We will work with you to understand your analytical goals and apply those needs to your reservoir, whether it is a vuggy carbonate or an unconsolidated sand. Working with these variables, we will ensure your core is stabilized to yield pristine lab results. 


Wellsite Services:

  • Tracer Analysis (Tritium, Deuterium, and Other Tracers)
  • Core Gamma Logging
  • Core Plugging
  • Core Preservation
  • Pressure Core Analysis
  • Canister Desorption
  • Sample Photography on Location

Equipment:

  • Handheld Gamma
  • Gas powered Chop Saws
  • Pneumatic Band Saws
  • RocKlaw
  • RockVaults
  • Thick Walled Aluminum Transport Containers
  • Onsite Core Processing Units
  • Onsite Gas Content Analysis Units

RocKlaw

RocKlaw was designed with one purpose in mind: handling your investment safely. The RocKlaw is a pneumatic lifting arm. It is intrinsically safe, portable, and fully functional. Musculoskeletal injuries are one of the most prevalent cause of lost time incidents. Weatherford Labs developed this product to ensure that when core sections are moved, risk to personnel, and by extension the core, is eliminated.


Stabilization Techniques:

Teflon Shims 

This method of stabilization ensures the core is locked into the tube during transport to the lab. No chemicals are involved, and shims allow the core to be easily extruded from the inner tube for a full suite of analysis. 

Epoxy 

Stabilizing the core with epoxy is the most common approach for securing the core to the inner tube, primarily for deepwater projects. We offer a full-length stabilization service in addition to  the traditional "cut and pour" method.

Foam 

Foam stabilization utilizes a two-part reactive foam chemical that is injected into the annulus of the core barrel. This protects the core from both shocks and vibrations during transport. Compared to epoxy, this technique yields the option of allowing the core to be removed from the inner tube, lending to a more comprehensive suite of analysis.

Dry ice

Freezing core samples is a practice used if the core is highly unconsolidated or has inadequate annular space to accommodate a chemical or mechanical stabilization technique.

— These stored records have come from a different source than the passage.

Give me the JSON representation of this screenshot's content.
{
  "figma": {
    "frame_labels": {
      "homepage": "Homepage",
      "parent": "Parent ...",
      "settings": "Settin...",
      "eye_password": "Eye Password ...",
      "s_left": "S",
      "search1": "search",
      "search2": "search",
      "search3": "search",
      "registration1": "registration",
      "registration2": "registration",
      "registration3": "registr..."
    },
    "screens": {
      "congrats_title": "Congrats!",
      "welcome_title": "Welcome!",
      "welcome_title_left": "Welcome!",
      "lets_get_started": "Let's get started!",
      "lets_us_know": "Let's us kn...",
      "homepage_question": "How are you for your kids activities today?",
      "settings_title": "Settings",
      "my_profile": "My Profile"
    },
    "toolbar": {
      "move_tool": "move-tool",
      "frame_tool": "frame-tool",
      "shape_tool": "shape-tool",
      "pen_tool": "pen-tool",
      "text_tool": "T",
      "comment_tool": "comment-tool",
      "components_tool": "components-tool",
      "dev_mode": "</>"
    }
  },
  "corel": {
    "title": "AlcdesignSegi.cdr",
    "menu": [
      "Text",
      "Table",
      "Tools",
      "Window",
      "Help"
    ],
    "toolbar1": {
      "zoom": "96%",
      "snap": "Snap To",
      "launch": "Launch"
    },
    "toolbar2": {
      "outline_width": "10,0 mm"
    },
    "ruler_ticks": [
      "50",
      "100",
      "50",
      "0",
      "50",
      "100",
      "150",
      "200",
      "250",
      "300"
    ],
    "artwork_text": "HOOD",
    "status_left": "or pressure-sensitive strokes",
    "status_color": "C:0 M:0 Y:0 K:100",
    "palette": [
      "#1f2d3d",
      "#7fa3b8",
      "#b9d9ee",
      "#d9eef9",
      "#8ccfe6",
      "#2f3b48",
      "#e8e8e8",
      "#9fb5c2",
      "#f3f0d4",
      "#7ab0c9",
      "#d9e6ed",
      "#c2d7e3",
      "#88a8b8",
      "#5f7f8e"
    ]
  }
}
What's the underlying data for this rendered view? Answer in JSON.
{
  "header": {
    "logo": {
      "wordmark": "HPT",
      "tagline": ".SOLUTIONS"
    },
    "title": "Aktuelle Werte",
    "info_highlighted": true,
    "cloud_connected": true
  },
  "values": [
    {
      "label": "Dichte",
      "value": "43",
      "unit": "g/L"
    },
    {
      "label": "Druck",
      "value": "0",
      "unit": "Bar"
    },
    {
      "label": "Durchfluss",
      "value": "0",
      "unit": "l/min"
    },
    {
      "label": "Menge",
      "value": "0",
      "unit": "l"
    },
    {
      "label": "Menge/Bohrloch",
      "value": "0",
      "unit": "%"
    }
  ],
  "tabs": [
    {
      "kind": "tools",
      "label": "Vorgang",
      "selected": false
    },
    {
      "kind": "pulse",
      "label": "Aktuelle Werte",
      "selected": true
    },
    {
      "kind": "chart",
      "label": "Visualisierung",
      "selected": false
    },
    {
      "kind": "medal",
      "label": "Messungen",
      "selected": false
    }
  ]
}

In instances like this, dry ice is utilized to freeze the core, using the in situ fluids to maintain the structural integrity of the core. This method can be done before of after the core is segmented.

Proper stabilization of your core is critical to achieving accurate analytical results once the core reaches the lab, and is a key to protecting your investment in core sampling.